Following council decision, Islanders think of ways to show LGBT inclusion in Alberton

Islanders are showing support for the LGBT community in Alberton, after the town refused to fly the Pride flag.

Alberton town council voted not to fly a Pride flag

Alberton town council voted unanimously against raising the Pride flag. In response, some Islanders are thinking of other ways to have the rainbow flag on display in the town. (Nancy Russell/CBC)

Islanders are showing support for the LGBT community in Alberton, after the town refused to fly the Pride flag.

The council voted unanimously against flying the rainbow flag to mark the International Day Against Homophobia, Transphobia, and Biphobia which takes place Friday, May 17. 

There are a few campaigns trying to ensure the flag is flown in Alberton in some way. 

Raising money for another flagpole

One of the reasons the town gave for not raising the flag was that there are only three flagpoles that already fly the town, provincial and national flags. 

But Ryan Pineau found a solution to that — he decided to raise money online for a fourth flagpole.

"It's got to be easy enough if they say that the problem is we can't take down the provincial, national or town flag, let's just put up a fourth flagpole," he said. 

"If you need to fly a flag for a particular event you'll be able to have that excess capacity available to throw one up there."

Ryan Pineau is raising money for a fourth flagpole, so that the town of Alberton can fly the Pride flag without taking down any of the other three. (Steve Bruce/CBC)

Alberton Mayor David Gordon said council would discuss a fourth pole, but wouldn't make any promises. 

Pineau grew up in West Prince and said he is disappointed in the town council's decision. 

"Regardless of whether there's room to take down a flag or not, you're making one subset of the population feel pretty negative. And I just don't think we're in a day and age where we need to do that."

'We accept you'

Michelle Arsenault is also saddened by the decision. She has worked with LGBT youth in the Alberton area and said she sees how they have struggled. 

"Raising that Pride flag is a way to just, to show people that they are welcome and they're accepted in the community even if it's just for a day," she said. 

"We all will wear purple to say that we're against family violence or against violence against women, wear pink to show that we're against bullying, and flying that Pride flag for one day as a way for the community to say we accept you."

Michelle Arsenault is trying to acquire as many Pride flags as possible, and is encouraging people to fly rainbow flags throughout Alberton. (Submitted by Michelle Arsenault)

Arsenault is on a mission to see the streets of Alberton filled with rainbows on Friday. She is trying to collect as many Pride flags as possible and is encouraging anyone who can, to fly the flag on their own. 
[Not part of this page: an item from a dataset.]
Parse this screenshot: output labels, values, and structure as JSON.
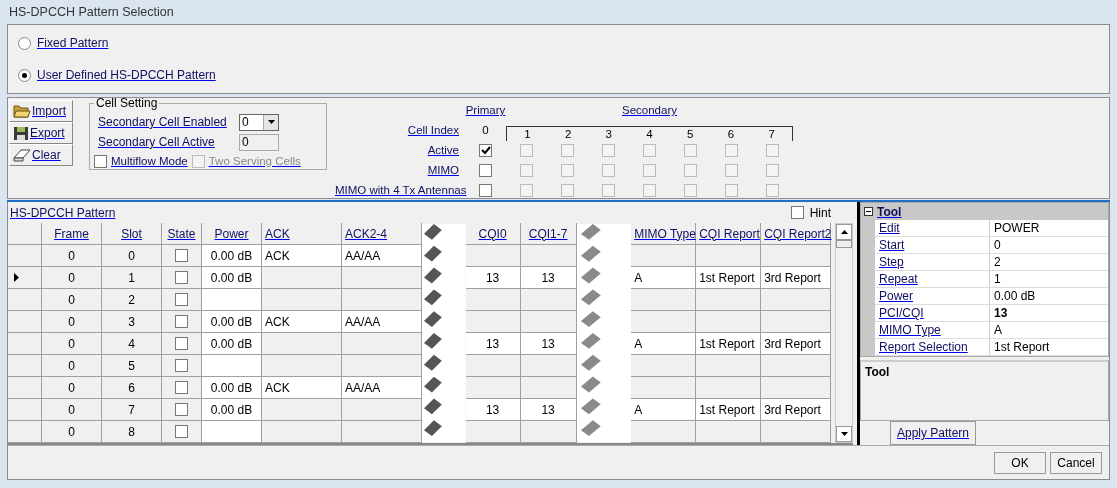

"One flag at the town hall would show one thing but if everybody else in the community who says they support it flew their own flag … they put it in their window or they put it on their car or you know on the front porch or something that's going to show welcoming too."

There is also a campaign from several local gender and sexual diversity organizations encouraging all Islanders to fly the flag Friday. 

More P.E.I. news


Natalia Goodwin

Video Journalist

Natalia is a multi-platform journalist in Ottawa. She has also worked for CBC in P.E.I. and Newfoundland and Labrador.